Introduced in January of 1982 for $595 (roughly $1,110.26 in today’s dollars) I was reminded of this event by the BBC which did an article about it the other day because it officially hit shelves in August of that year. Go check out their article as it contains a video clip where an old-timer shows his vintage C64 to some kids to get their reaction to it. You’ll note that he’s loading games from a tape drive instead of a 1541 floppy drive. I can recall seeing C64 magazines imported from the UK that often had free games on tapes long after everyone I knew in the U.S. had moved up to floppies. Turns out they came up with all manner of ways to compress the hell out of programs on tape which made loading from a tape drive a little more bearable so they kept using them. While the 1541 floppy was faster it had its own problems that kept it from being as fast as it should have been which led to Epyx games putting out the wildly successful FastLoad Cartridge which pretty much everyone in the States who gamed on a C64 ended up buying.
Turn on captions to see game names. Though two of them are incorrect (e.g. M.U.L.E is listed, but wasn’t the game shown).
Speaking of gaming, the Commodore 64 was a large part of the reason I’ve never owned a Nintendo game console of any kind. When the video game market crashed in 1983 it looked like the end of console gaming until Nintendo’s NES game out in 1985 and revitalized the market. By that time I’d been gaming on the Commodore 64 for a couple of years and there wasn’t a whole lot on the NES that appealed to me. In fact, had the market not crashed I don’t know if I’d have gotten as into the C64 as I did. Games on the Atari 2600 pretty much dried up after the collapse and that moved my attention to the Commodore (we picked up an Atari 5200 just before it all went to hell, but I never owned more than 5 games for it).
By the time I moved to an Amiga in late 1985 I had owned at least three Commodore 64s (one for the BBS, one for general use, and a replacement when one of the two died) and a Commodore 128, which was largely a C64 as very little software was ever made for 128 mode. I shut the BBS down in 1986 until I picked up an Amiga 2000 and started it back up for awhile only to turn it off for the final time in 1996 as the Internet started to come into general usage by the masses, but the C64 was where I cut my teeth on computing and first dabbled in programming.
Yes, the nostalgia is strong with this one. Watching the clip above of old games makes me want to fire up an emulator and see if I can’t track a few of them down.
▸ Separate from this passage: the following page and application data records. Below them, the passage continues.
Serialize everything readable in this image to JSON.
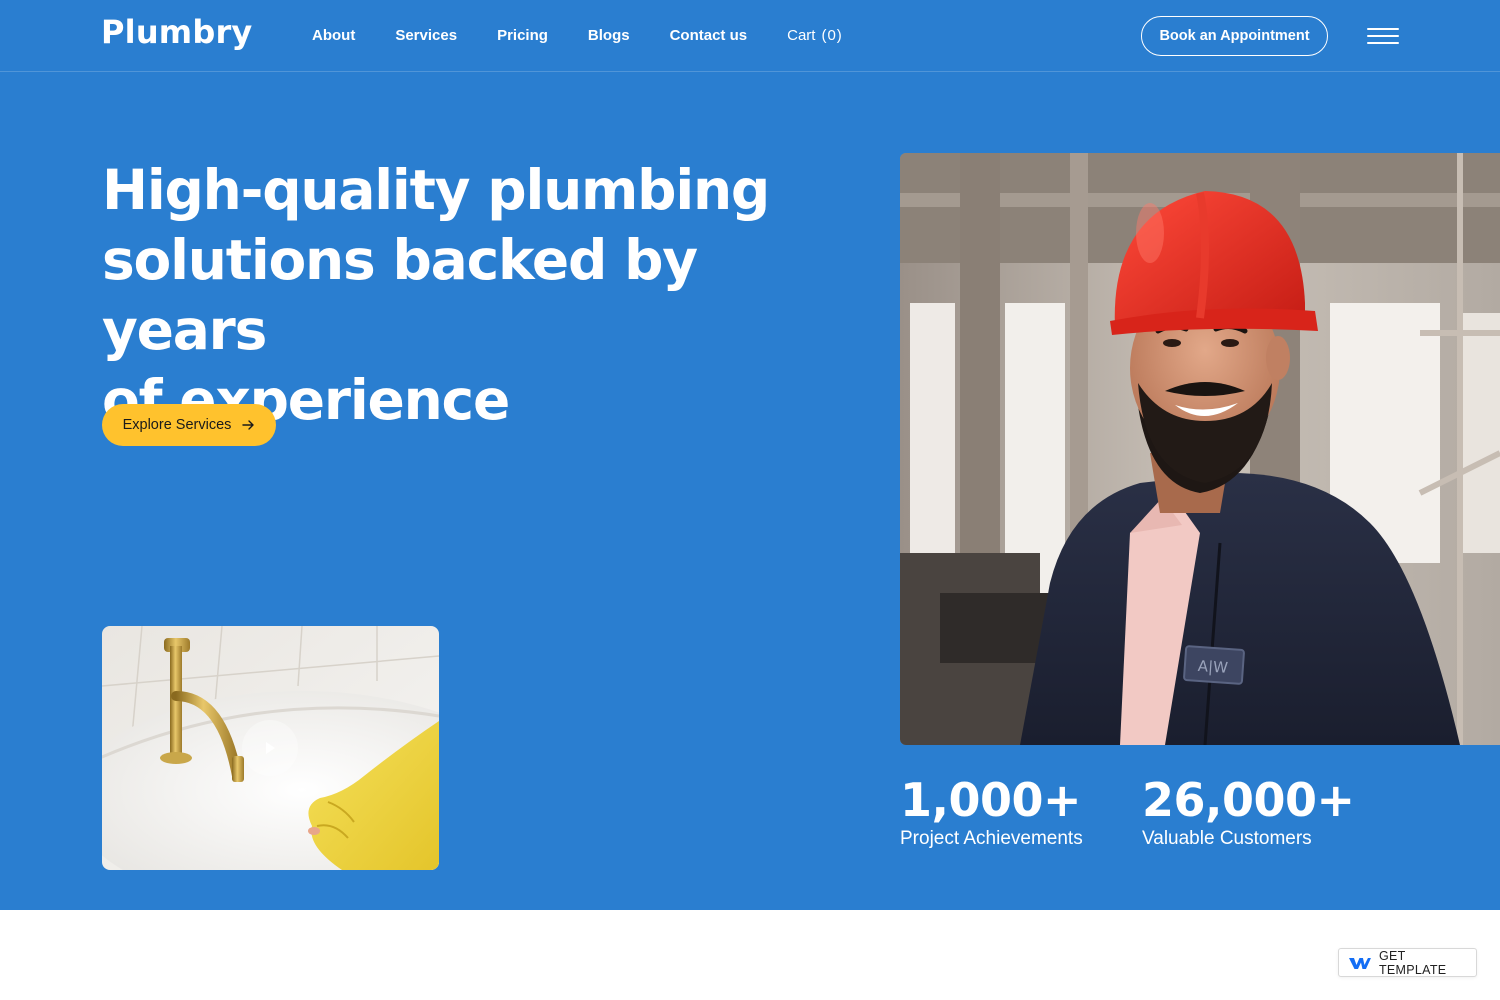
{
  "brand": {
    "name": "Plumbry"
  },
  "nav": {
    "links": [
      "About",
      "Services",
      "Pricing",
      "Blogs",
      "Contact us"
    ],
    "cart_label": "Cart",
    "cart_count": "(0)",
    "book_button": "Book an Appointment"
  },
  "hero": {
    "headline_lines": [
      "High-quality plumbing",
      "solutions backed by years",
      "of experience"
    ],
    "cta_label": "Explore Services"
  },
  "stats": [
    {
      "number": "1,000+",
      "label": "Project Achievements"
    },
    {
      "number": "26,000+",
      "label": "Valuable Customers"
    }
  ],
  "badge": {
    "label": "GET TEMPLATE"
  },
  "colors": {
    "hero_bg": "#2a7ed0",
    "accent_yellow": "#ffc22d",
    "text_light": "#ffffff"
  },
  "icons": [
    "menu-icon",
    "arrow-right-icon",
    "play-icon",
    "webflow-logo-icon"
  ]
}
I don’t think I ever finished Impossible Mission. Which means the name was probably correct. Happy Birthday Commodore 64! You not only gave me hours of education and entertainment, but a career.